8. Would you mind giving us your thoughts on Ferguson in the line of questions? What are you overarching thoughts and how do we move forward?
As you may be aware, I grew up in inner-city Durham, North Carolina where the murder and shooting of young African American men is so commonplace that it is numbing. (I personally knew many of these young men and their mothers and families.) When I think of the recent support for the families of young men who have been shot and killed by either the police or members of non-African American races, I was initially panged deeply because I can distinctly remember no such outcries when my African American men are gunned down daily and their families have no means to pay for their hospital bills or funerals.
Notwithstanding, I understand that the systemic, historic violence perpetuated within the African American community has a long history dating back to the days of slavery, the hangings and lynchings of the 1920s-1950s—including the infamous “Red Summer” of 1923—and the unjust “Jim Crow” laws of 1950s and 1960s has created a deep-seated and seething mistrust among African Americans towards non-African Americans for what appears to be a callous disregard for the historic experience of African Americans in America. And sadly, I also believe that the violence perpetuated within African American communities daily is an outgrowth of this failure to come to terms with the many unacknowledged tragedies that African Americans have experienced in this great country. From the breakdown of African American families to economic inequities created based upon historic injustice, we are at a point that was prophetically articulated by Lyman Beecher Stowe: “Here in America, we are all, in the end, going up or down together.”-Lyman Beecher Stowe (1916)
All the same, we have come to the point of having too many arm-chair quarterbacks, social media pundits, and news reporters who question and criticize public leaders for what they should be doing as opposed to examining what everyone should be doing. I am a husband. I am a father of two African American sons. I am basketball coach within the community to children of many races. I am a university President with 3000-plus students who I will influence one way or the other by my life. (And this list of “I am” can go on and on.) I would have everyone—including myself—to be able to say when the question of Ferguson is posed to others: “What we should be doing is what I am doing. My life speaks for me.”

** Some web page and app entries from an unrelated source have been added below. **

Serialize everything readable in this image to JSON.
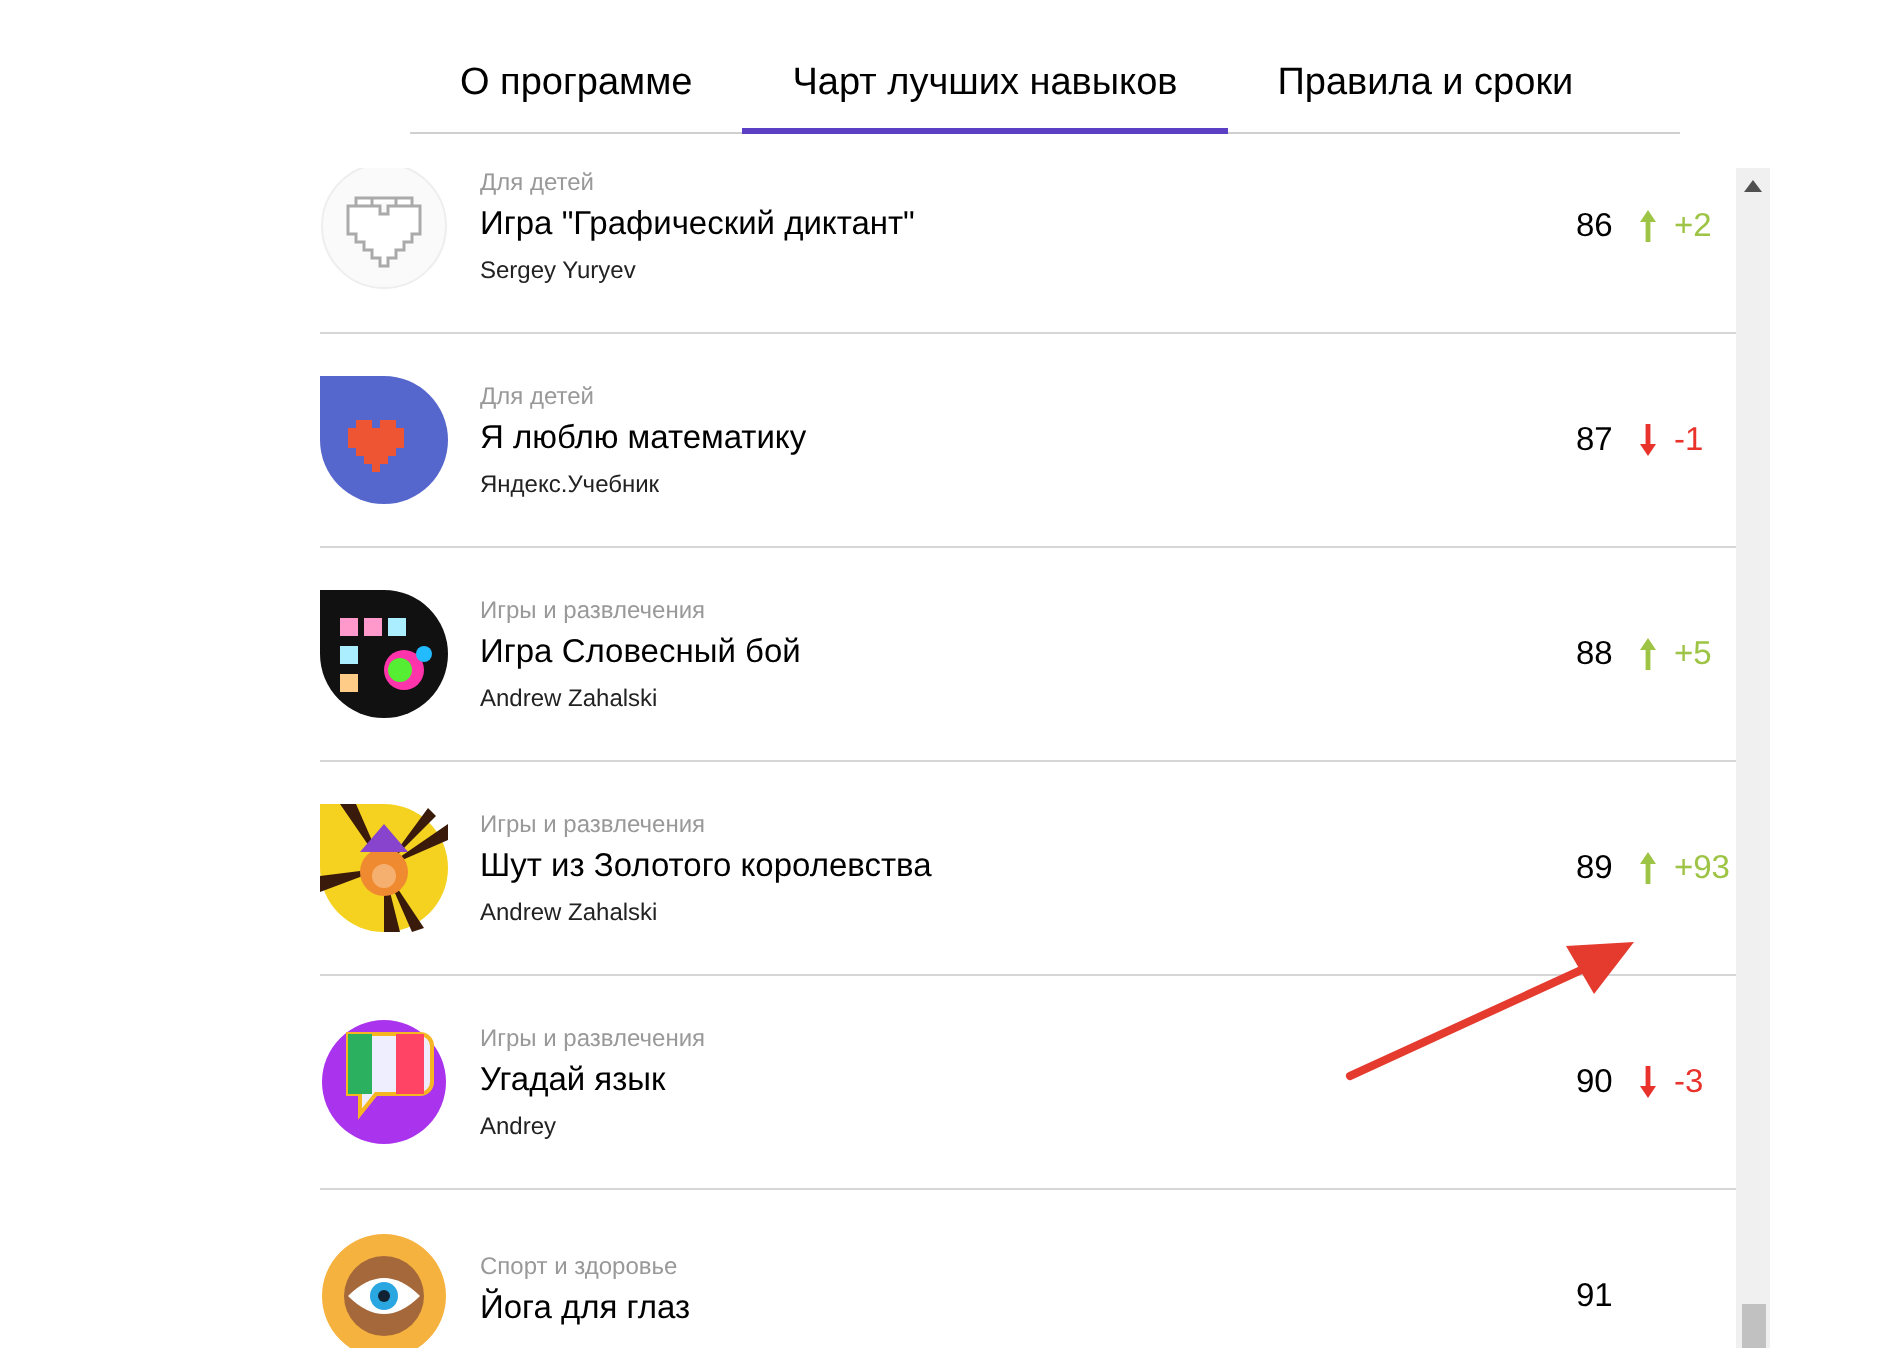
{
  "tabs": [
    {
      "label": "О программе",
      "selected": false
    },
    {
      "label": "Чарт лучших навыков",
      "selected": true
    },
    {
      "label": "Правила и сроки",
      "selected": false
    }
  ],
  "skills": [
    {
      "kind": "pixel-heart-outline",
      "category": "Для детей",
      "title": "Игра \"Графический диктант\"",
      "author": "Sergey Yuryev",
      "rank": "86",
      "rising": true,
      "change": "+2"
    },
    {
      "kind": "pixel-heart-drop",
      "category": "Для детей",
      "title": "Я люблю математику",
      "author": "Яндекс.Учебник",
      "rank": "87",
      "rising": false,
      "change": "-1"
    },
    {
      "kind": "letter-blocks",
      "category": "Игры и развлечения",
      "title": "Игра Словесный бой",
      "author": "Andrew Zahalski",
      "rank": "88",
      "rising": true,
      "change": "+5"
    },
    {
      "kind": "jester",
      "category": "Игры и развлечения",
      "title": "Шут из Золотого королевства",
      "author": "Andrew Zahalski",
      "rank": "89",
      "rising": true,
      "change": "+93"
    },
    {
      "kind": "speech-flag",
      "category": "Игры и развлечения",
      "title": "Угадай язык",
      "author": "Andrey",
      "rank": "90",
      "rising": false,
      "change": "-3"
    },
    {
      "kind": "eye",
      "category": "Спорт и здоровье",
      "title": "Йога для глаз",
      "rank": "91"
    }
  ],
  "annotations": [
    {
      "kind": "arrow"
    }
  ]
}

Dr. Brian L. Johnson
Dr. Brian L. Johnson is the seventh President of Tuskegee University.He received a Ph.D. in 17th-19th Century American literature at The University of South Carolina at Columbia (2003), a M.A. in English from The University of Wisconsin-Madison (1998) and a B.A. in English from Johnson C. Smith University (1995).